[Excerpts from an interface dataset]
--
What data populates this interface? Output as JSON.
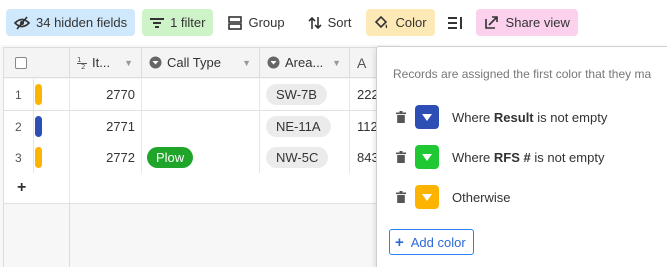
{
  "toolbar": {
    "hidden_fields_label": "34 hidden fields",
    "filter_label": "1 filter",
    "group_label": "Group",
    "sort_label": "Sort",
    "color_label": "Color",
    "share_label": "Share view"
  },
  "grid": {
    "columns": {
      "item": "It...",
      "call_type": "Call Type",
      "area": "Area...",
      "a_icon": "A"
    },
    "rows": [
      {
        "num": "1",
        "color": "#fcb400",
        "item": "2770",
        "call_type": "",
        "area": "SW-7B",
        "a": "222"
      },
      {
        "num": "2",
        "color": "#2d4fb5",
        "item": "2771",
        "call_type": "",
        "area": "NE-11A",
        "a": "112"
      },
      {
        "num": "3",
        "color": "#fcb400",
        "item": "2772",
        "call_type": "Plow",
        "area": "NW-5C",
        "a": "843"
      }
    ],
    "add_row": "+"
  },
  "color_popup": {
    "description": "Records are assigned the first color that they ma",
    "rules": [
      {
        "prefix": "Where ",
        "field": "Result",
        "suffix": " is not empty",
        "color": "#2d4fb5"
      },
      {
        "prefix": "Where ",
        "field": "RFS #",
        "suffix": " is not empty",
        "color": "#20c933"
      },
      {
        "prefix": "",
        "field": "",
        "suffix": "Otherwise",
        "color": "#fcb400"
      }
    ],
    "add_color_label": "Add color"
  }
}
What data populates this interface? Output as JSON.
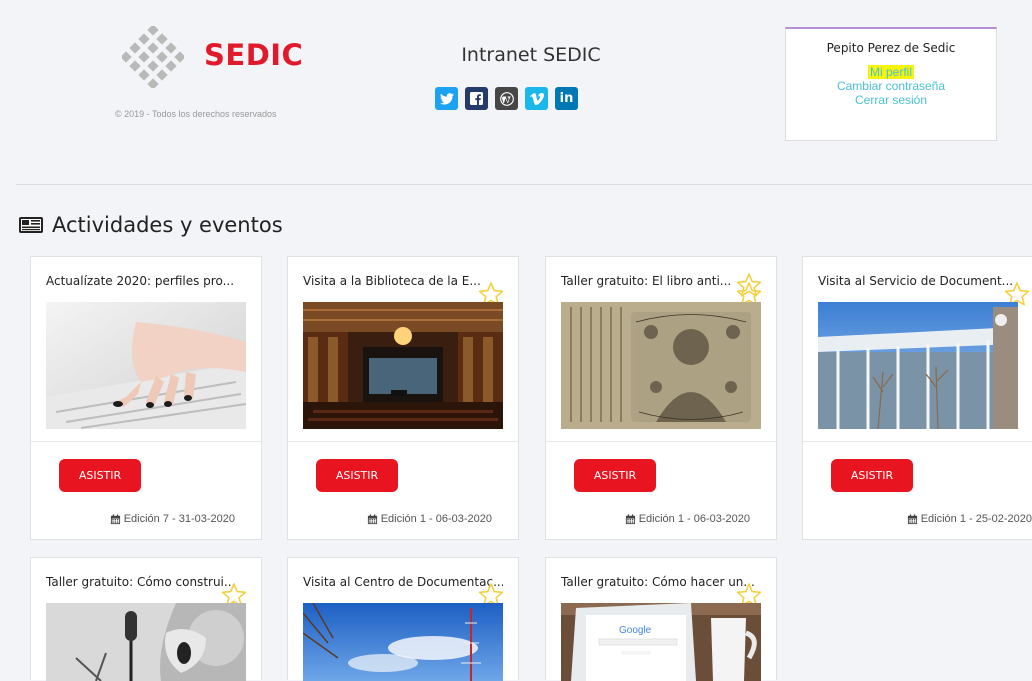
{
  "header": {
    "logo_text": "SEDIC",
    "copyright": "© 2019 - Todos los derechos reservados",
    "site_title": "Intranet SEDIC",
    "socials": [
      {
        "icon": "twitter-icon",
        "color": "#1da1f2"
      },
      {
        "icon": "facebook-icon",
        "color": "#3b5998"
      },
      {
        "icon": "wordpress-icon",
        "color": "#464646"
      },
      {
        "icon": "vimeo-icon",
        "color": "#1ab7ea"
      },
      {
        "icon": "linkedin-icon",
        "color": "#0077b5"
      }
    ]
  },
  "user": {
    "name": "Pepito Perez de Sedic",
    "profile": "Mi perfil",
    "change_password": "Cambiar contraseña",
    "logout": "Cerrar sesión"
  },
  "section": {
    "title": "Actividades y eventos",
    "icon": "newspaper-icon"
  },
  "cards": [
    {
      "title": "Actualízate 2020: perfiles pro...",
      "button": "ASISTIR",
      "edition": "Edición 7 - 31-03-2020",
      "image": "typing-hands",
      "favorite_icon": "star-icon"
    },
    {
      "title": "Visita a la Biblioteca de la E...",
      "button": "ASISTIR",
      "edition": "Edición 1 - 06-03-2020",
      "image": "concert-hall",
      "favorite_icon": "star-icon"
    },
    {
      "title": "Taller gratuito: El libro anti...",
      "button": "ASISTIR",
      "edition": "Edición 1 - 06-03-2020",
      "image": "ancient-manuscript",
      "favorite_icon": "star-icon"
    },
    {
      "title": "Visita al Servicio de Document...",
      "button": "ASISTIR",
      "edition": "Edición 1 - 25-02-2020",
      "image": "modern-building",
      "favorite_icon": "star-icon"
    },
    {
      "title": "Taller gratuito: Cómo construi...",
      "button": "",
      "edition": "",
      "image": "podcast-microphone",
      "favorite_icon": "star-icon"
    },
    {
      "title": "Visita al Centro de Documentac...",
      "button": "",
      "edition": "",
      "image": "sky-antenna",
      "favorite_icon": "star-icon"
    },
    {
      "title": "Taller gratuito: Cómo hacer un...",
      "button": "",
      "edition": "",
      "image": "laptop-google",
      "image_text": "Google",
      "favorite_icon": "star-icon"
    }
  ],
  "colors": {
    "brand_red": "#e01a2b",
    "button_red": "#e8141f",
    "link": "#4bc0d9",
    "highlight": "#f5f50b",
    "star": "#f4d03f"
  }
}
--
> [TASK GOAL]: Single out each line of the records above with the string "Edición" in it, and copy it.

> [RESULT OF THIS TASK]:
      "edition": "Edición 7 - 31-03-2020",
      "edition": "Edición 1 - 06-03-2020",
      "edition": "Edición 1 - 06-03-2020",
      "edition": "Edición 1 - 25-02-2020",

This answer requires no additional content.